Warning that many countries aren’t testing enough and that new SARS-CoV-2 virus variants may emerge, Tedros Adhanom Ghebreyesus, Director-General of the World Health Organization, on Wednesday (August 16) said that testing and being vigilant is vital in continuing the fight against COVID-19.
“We wouldn’t know if the virus is changing, in case we don’t test enough. Testing is vital to see how the virus is evolving,” Dr. Ghebreyesus said.
The WHO head is in Gujarat as part of the G20 Health Ministers’ meeting to be held from August 17-19.
“While COVID is now behind us and India did its best during the time, we can expect new and more variants to emerge,” Dr. Ghebreyesus said, speaking during his visit to the Health and Wellness Centre in Adraj Moti village in Gandhinagar.
He also highlighted the need for countries to invest in strengthening their primary healthcare centres, saying that 80% of healthcare needs can be met at the primary centres, and outbreaks can be detected and prevented.
“For any health initiative to work, good primary healthcare system is key. India’s healthcare programme, Ayushman Bharat, is the right investment, and the telemedicine facility is also helping patients,” Dr. Ghebreyesus added. He said that many countries, including high income countries, had been surprised by COVID because they had not invested in primary healthcare.
India, which assumed the G20 Presidency in December 2022, is currently part of the G20 troika along with Indonesia and Brazil. India’s G20 Presidency marks the first troika of three developing and emerging economies.
Providing details on the summit, a Health Ministry official said that the focus of the G20 Health Ministers’ meeting will be on the three key priorities of the G20’s health track — health emergencies prevention; preparedness and response with a focus on anti-microbial resistance; and one health framework.
Rajesh Kotecha, Secretary, AYUSH (Ayurveda, Yoga and Naturopathy, Unani, Siddha, and Homeopathy), speaking about the summit, said that the G20 is a unique opportunity to showcase India’s leadership in the field of traditional medicine.
“In the last nine years, India has developed eightfold in the field of traditional medicine. By the end of the year, more than 12,500 AYUSH-based health and wellness centres will be functional across the nation, out of which 8,500 are already in place,” Mr. Kotecha said.
The AYUSH Secretary highlighted that the Global Centre on Traditional Medicines in Jamnagar, Gujarat, established by the WHO, is the first such centre in a developing country.
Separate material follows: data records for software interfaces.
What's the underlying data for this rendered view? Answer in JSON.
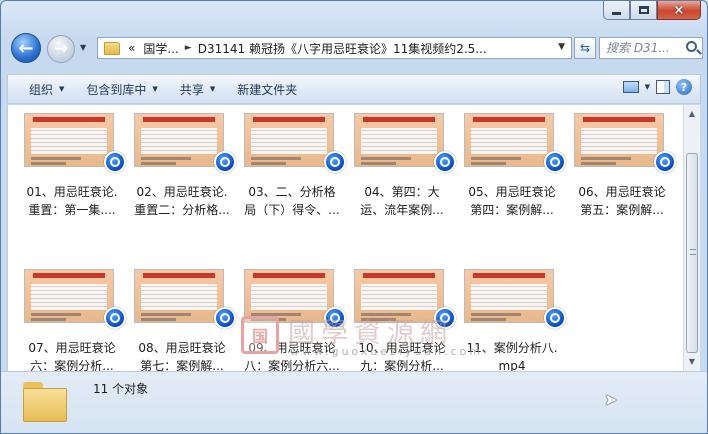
{
  "window": {
    "caption": {
      "minimize": "minimize",
      "maximize": "maximize",
      "close": "×"
    }
  },
  "nav": {
    "back_glyph": "←",
    "forward_glyph": "→",
    "breadcrumb": [
      "«",
      "国学...",
      "D31141 赖冠扬《八字用忌旺衰论》11集视频约2.5..."
    ],
    "search_placeholder": "搜索 D31..."
  },
  "toolbar": {
    "organize": "组织",
    "include_in_library": "包含到库中",
    "share": "共享",
    "new_folder": "新建文件夹"
  },
  "files": [
    {
      "line1": "01、用忌旺衰论.",
      "line2": "重置：第一集...."
    },
    {
      "line1": "02、用忌旺衰论.",
      "line2": "重置二：分析格..."
    },
    {
      "line1": "03、二、分析格",
      "line2": "局（下）得令、..."
    },
    {
      "line1": "04、第四：大",
      "line2": "运、流年案例..."
    },
    {
      "line1": "05、用忌旺衰论",
      "line2": "第四：案例解..."
    },
    {
      "line1": "06、用忌旺衰论",
      "line2": "第五：案例解..."
    },
    {
      "line1": "07、用忌旺衰论",
      "line2": "六：案例分析..."
    },
    {
      "line1": "08、用忌旺衰论",
      "line2": "第七：案例解..."
    },
    {
      "line1": "09、用忌旺衰论",
      "line2": "八：案例分析六..."
    },
    {
      "line1": "10、用忌旺衰论",
      "line2": "九：案例分析..."
    },
    {
      "line1": "11、案例分析八.",
      "line2": "mp4"
    }
  ],
  "watermark": {
    "seal": "国",
    "title": "國學資源網",
    "url": "www.guoxueziyuan.com"
  },
  "status": {
    "count": "11 个对象"
  }
}
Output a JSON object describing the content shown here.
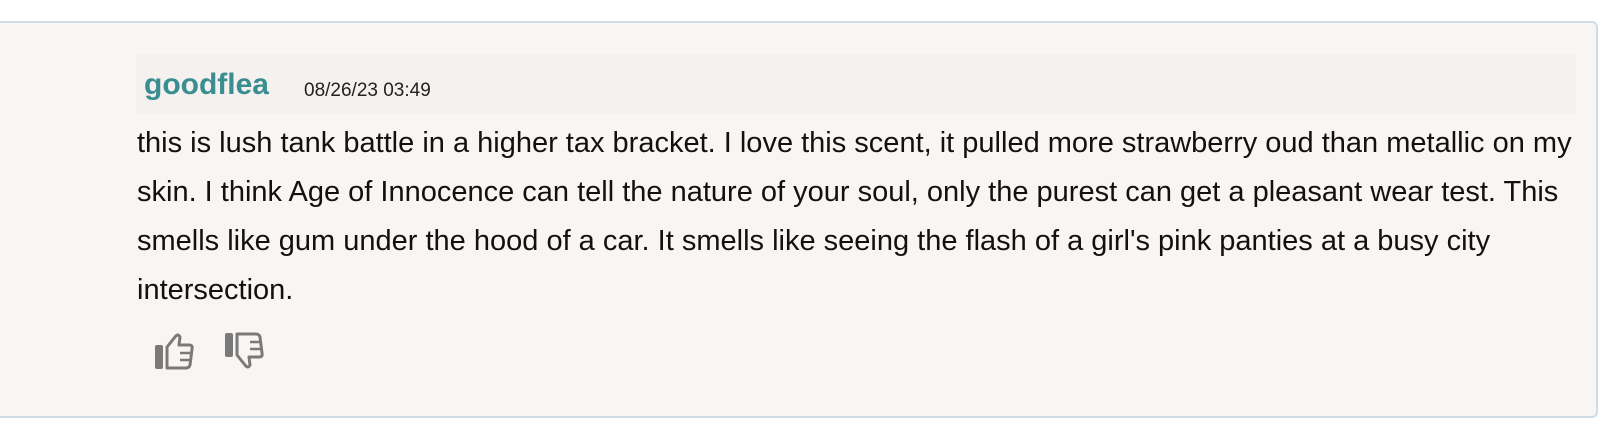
{
  "review": {
    "username": "goodflea",
    "timestamp": "08/26/23 03:49",
    "text": "this is lush tank battle in a higher tax bracket. I love this scent, it pulled more strawberry oud than metallic on my skin. I think Age of Innocence can tell the nature of your soul, only the purest can get a pleasant wear test. This smells like gum under the hood of a car. It smells like seeing the flash of a girl's pink panties at a busy city intersection."
  },
  "icons": {
    "upvote": "thumbs-up-icon",
    "downvote": "thumbs-down-icon"
  },
  "colors": {
    "username": "#3a8d91",
    "card_background": "#f8f5f3",
    "card_border": "#cfdde8",
    "icon": "#7a7a7a"
  }
}
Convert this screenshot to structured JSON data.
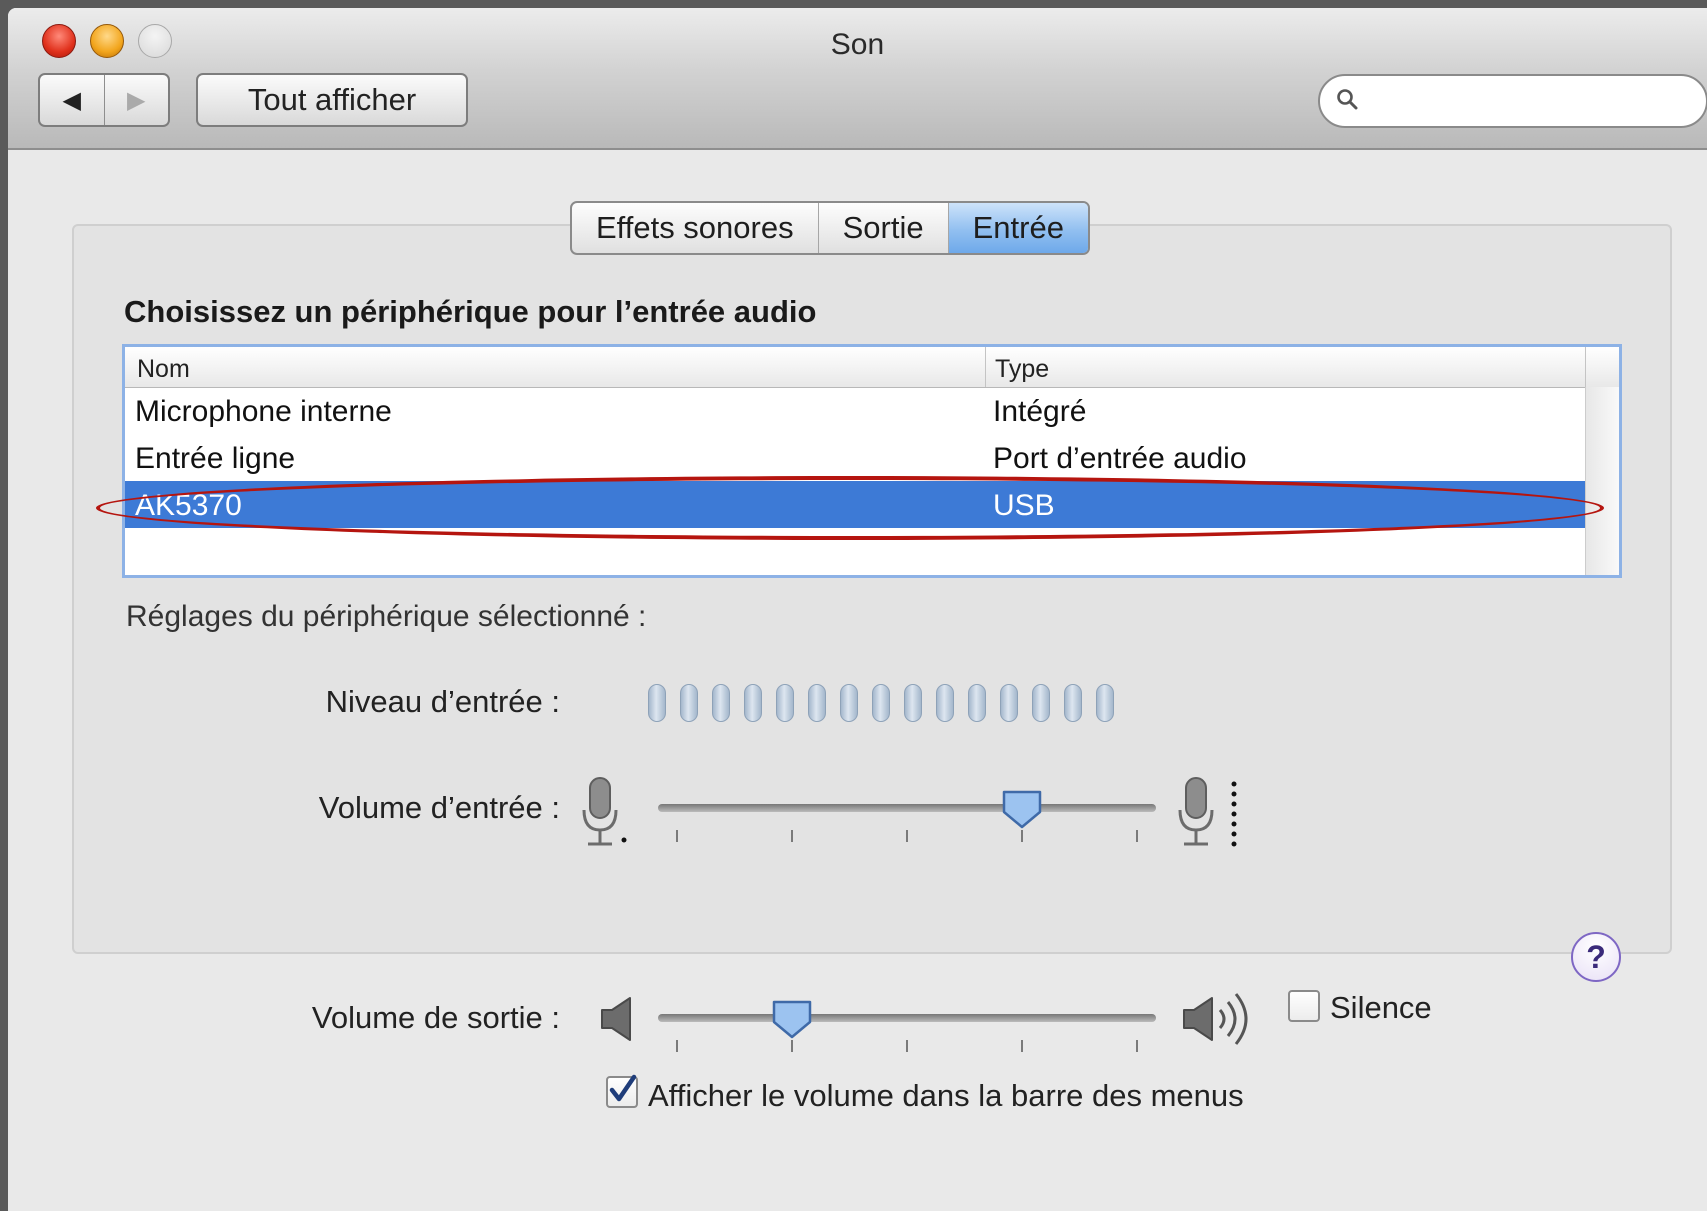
{
  "window": {
    "title": "Son"
  },
  "toolbar": {
    "back_label": "◀",
    "forward_label": "▶",
    "show_all_label": "Tout afficher",
    "search_placeholder": ""
  },
  "tabs": [
    {
      "label": "Effets sonores",
      "active": false
    },
    {
      "label": "Sortie",
      "active": false
    },
    {
      "label": "Entrée",
      "active": true
    }
  ],
  "input": {
    "heading": "Choisissez un périphérique pour l’entrée audio",
    "columns": [
      "Nom",
      "Type"
    ],
    "devices": [
      {
        "name": "Microphone interne",
        "type": "Intégré",
        "selected": false
      },
      {
        "name": "Entrée ligne",
        "type": "Port d’entrée audio",
        "selected": false
      },
      {
        "name": "AK5370",
        "type": "USB",
        "selected": true
      }
    ],
    "settings_label": "Réglages du périphérique sélectionné :",
    "level_label": "Niveau d’entrée :",
    "level_active_bars": 0,
    "level_total_bars": 15,
    "volume_label": "Volume d’entrée :",
    "volume_value": 0.73
  },
  "output": {
    "volume_label": "Volume de sortie :",
    "volume_value": 0.27,
    "mute_label": "Silence",
    "mute_checked": false,
    "show_in_menubar_label": "Afficher le volume dans la barre des menus",
    "show_in_menubar_checked": true
  },
  "help": {
    "label": "?"
  },
  "colors": {
    "selection": "#3d7ad6",
    "annotation": "#b5150f",
    "active_tab": "#91bff0"
  }
}
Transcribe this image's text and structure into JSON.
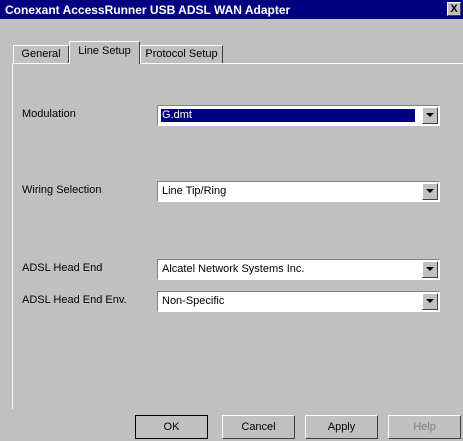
{
  "window": {
    "title": "Conexant AccessRunner USB ADSL WAN Adapter",
    "close_glyph": "X"
  },
  "tabs": [
    {
      "label": "General"
    },
    {
      "label": "Line Setup",
      "active": true
    },
    {
      "label": "Protocol Setup"
    }
  ],
  "form": {
    "modulation": {
      "label": "Modulation",
      "value": "G.dmt"
    },
    "wiring": {
      "label": "Wiring Selection",
      "value": "Line Tip/Ring"
    },
    "head_end": {
      "label": "ADSL Head End",
      "value": "Alcatel Network Systems Inc."
    },
    "head_end_env": {
      "label": "ADSL Head End Env.",
      "value": "Non-Specific"
    }
  },
  "buttons": {
    "ok": "OK",
    "cancel": "Cancel",
    "apply": "Apply",
    "help": "Help"
  },
  "colors": {
    "titlebar": "#000080",
    "face": "#c0c0c0",
    "selection": "#000080"
  }
}
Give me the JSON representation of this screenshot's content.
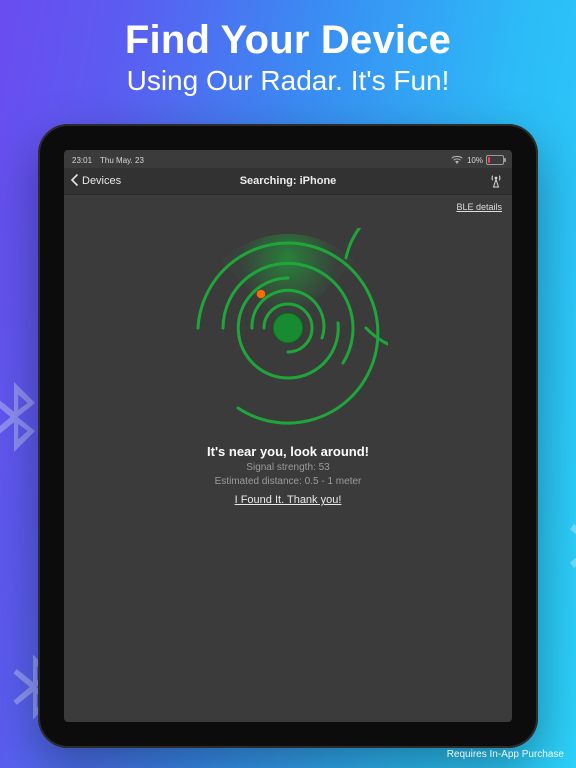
{
  "hero": {
    "title": "Find Your Device",
    "subtitle": "Using Our Radar. It's Fun!"
  },
  "statusbar": {
    "time": "23:01",
    "date": "Thu May. 23",
    "battery_pct": "10%"
  },
  "nav": {
    "back_label": "Devices",
    "title": "Searching: iPhone"
  },
  "ble_link": "BLE details",
  "radar": {
    "ring_color": "#1ea63b",
    "center_color": "#188a2f",
    "blip_color": "#ff6a00",
    "sweep_angle_deg": 315
  },
  "info": {
    "near_text": "It's near you, look around!",
    "signal_label": "Signal strength: 53",
    "distance_label": "Estimated distance: 0.5 - 1 meter",
    "found_link": "I Found It. Thank you!"
  },
  "footer": {
    "iap_note": "Requires In-App Purchase"
  }
}
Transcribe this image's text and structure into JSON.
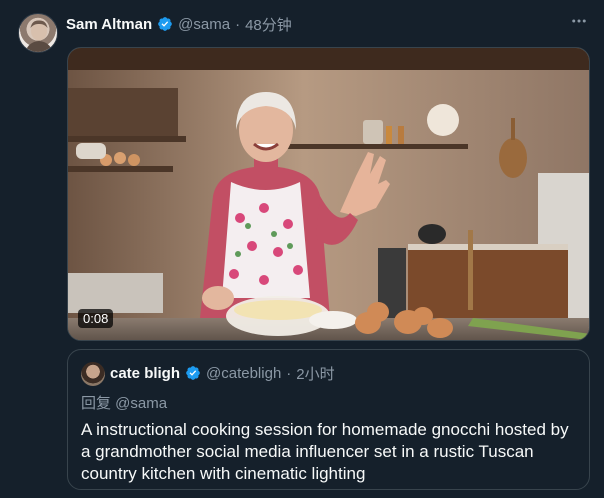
{
  "post": {
    "author_name": "Sam Altman",
    "author_handle": "@sama",
    "separator": "·",
    "time": "48分钟",
    "more_icon": "more-horizontal-icon",
    "verified_icon": "verified-badge-icon"
  },
  "video": {
    "duration": "0:08"
  },
  "quote": {
    "author_name": "cate bligh",
    "author_handle": "@catebligh",
    "separator": "·",
    "time": "2小时",
    "reply_to": "回复 @sama",
    "text": "A instructional cooking session for homemade gnocchi hosted by a grandmother social media influencer set in a rustic Tuscan country kitchen with cinematic lighting"
  },
  "colors": {
    "background": "#15202b",
    "secondary_text": "#8b98a5",
    "border": "#38444d",
    "verified": "#1d9bf0"
  }
}
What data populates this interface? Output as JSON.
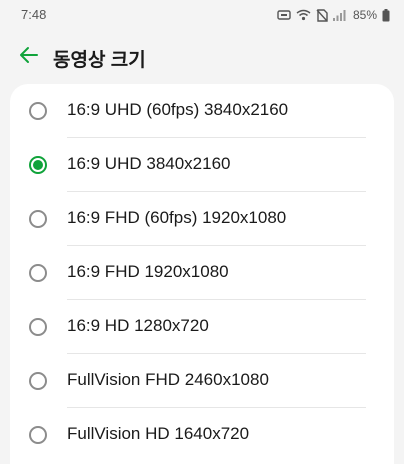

He also said that the WHO will convene the Traditional Medicine Global Summit, co-hosted by the Ministry of AYUSH, on August 17-18, in Gandhinagar, which will “explore the role of traditional, complementary and integrative medicine in addressing pressing health challenges and driving progress in global health and sustainable development”.
Delegates from 19 G20 member countries, 10 invited states, and 22 international organizations will be participating in the 4th Health Working Group meeting in Gandhinagar.